"I'm going to cut off the controversy or whatever," said Davis. "For anybody that (says), 'I thought we was only going to be playing football,' he is (on those days UNC football practices). We only get 14 days of practice and they get like 60 baseball games, so we're trying to walk that tightrope."
The NCAA has rules in place that govern how much time student-athletes can spend each day and each week participating in intercollegiate sports---four hours per day and 20 hours per week, to be specific, with a requirement for at least one 'off day' per week.
"Two things that Mike and I have to take into consideration is one the 20-hour a week rule that all athletes during competition during spring practice and during the season, and Mike has to during baseball," said Davis.
"We've got to be very, very careful that if it's a week that we practice four times and we're going to meet and do (offensive play) installations and we're going to practice and if he's got to do any required lifting and stuff, that we don't exceed the four-hour per day nor the 20-hour per week."
"The second thing is that all athletes in NCAA, they also have to have a day off, which is probably the easiest because from a football perspective, we don't practice on Tuesdays or Thursdays or Sundays, so there's three days that we have (without workouts)," Davis added.
"Baseball, their scheduling is all over the place.
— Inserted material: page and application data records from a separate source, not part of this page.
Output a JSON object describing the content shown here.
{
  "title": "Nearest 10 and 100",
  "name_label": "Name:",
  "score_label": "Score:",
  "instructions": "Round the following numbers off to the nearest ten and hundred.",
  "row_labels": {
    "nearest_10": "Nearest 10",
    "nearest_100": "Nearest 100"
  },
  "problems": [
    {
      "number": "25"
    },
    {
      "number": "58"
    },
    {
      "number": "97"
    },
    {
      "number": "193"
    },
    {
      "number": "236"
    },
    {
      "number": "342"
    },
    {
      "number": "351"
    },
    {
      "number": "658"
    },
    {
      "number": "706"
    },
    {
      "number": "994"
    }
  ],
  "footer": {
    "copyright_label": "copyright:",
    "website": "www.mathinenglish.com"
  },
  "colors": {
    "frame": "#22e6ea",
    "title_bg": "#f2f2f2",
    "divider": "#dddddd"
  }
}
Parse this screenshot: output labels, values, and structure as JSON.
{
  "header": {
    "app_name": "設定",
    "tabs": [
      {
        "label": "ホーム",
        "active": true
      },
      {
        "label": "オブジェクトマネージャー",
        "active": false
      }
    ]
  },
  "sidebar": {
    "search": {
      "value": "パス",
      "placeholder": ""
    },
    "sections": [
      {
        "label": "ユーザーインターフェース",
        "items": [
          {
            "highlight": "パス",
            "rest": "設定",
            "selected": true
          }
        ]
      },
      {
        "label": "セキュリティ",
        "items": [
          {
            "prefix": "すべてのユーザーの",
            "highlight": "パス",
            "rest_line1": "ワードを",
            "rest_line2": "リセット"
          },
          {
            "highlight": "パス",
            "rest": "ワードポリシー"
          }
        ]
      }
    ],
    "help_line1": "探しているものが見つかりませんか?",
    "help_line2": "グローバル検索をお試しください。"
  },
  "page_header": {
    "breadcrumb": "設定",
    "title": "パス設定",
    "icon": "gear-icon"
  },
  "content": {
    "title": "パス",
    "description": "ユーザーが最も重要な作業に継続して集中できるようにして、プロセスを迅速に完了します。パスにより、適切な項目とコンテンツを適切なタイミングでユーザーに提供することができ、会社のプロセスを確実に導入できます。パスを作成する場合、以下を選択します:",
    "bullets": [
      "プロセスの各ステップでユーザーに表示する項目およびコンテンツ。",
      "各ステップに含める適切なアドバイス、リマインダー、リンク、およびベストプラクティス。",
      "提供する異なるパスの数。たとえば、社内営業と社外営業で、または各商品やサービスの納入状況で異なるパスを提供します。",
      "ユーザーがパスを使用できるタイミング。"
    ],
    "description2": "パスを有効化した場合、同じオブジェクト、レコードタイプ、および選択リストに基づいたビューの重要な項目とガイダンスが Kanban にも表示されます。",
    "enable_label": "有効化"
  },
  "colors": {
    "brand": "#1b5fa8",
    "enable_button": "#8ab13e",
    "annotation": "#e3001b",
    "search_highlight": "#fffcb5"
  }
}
They play Tuesdays. They don't play Wednesdays one week. The next week they may not play Wednesdays and play Tuesday, Thursday or Monday."
While it's quite a juggling act for Renner to try his hand at both baseball and football, it's certainly not uncharted waters for North Carolina to have standout two-sport athletes.
Given the way Renner has been throwing missiles to the Tar Heel receivers over the first two spring practices, it doesn't seem that his time in the batter's box has gotten in the way of his skills on the gridiron.
"Mutually this is something we're working around to give Bryn the opportunity to participate in both sports," said Davis.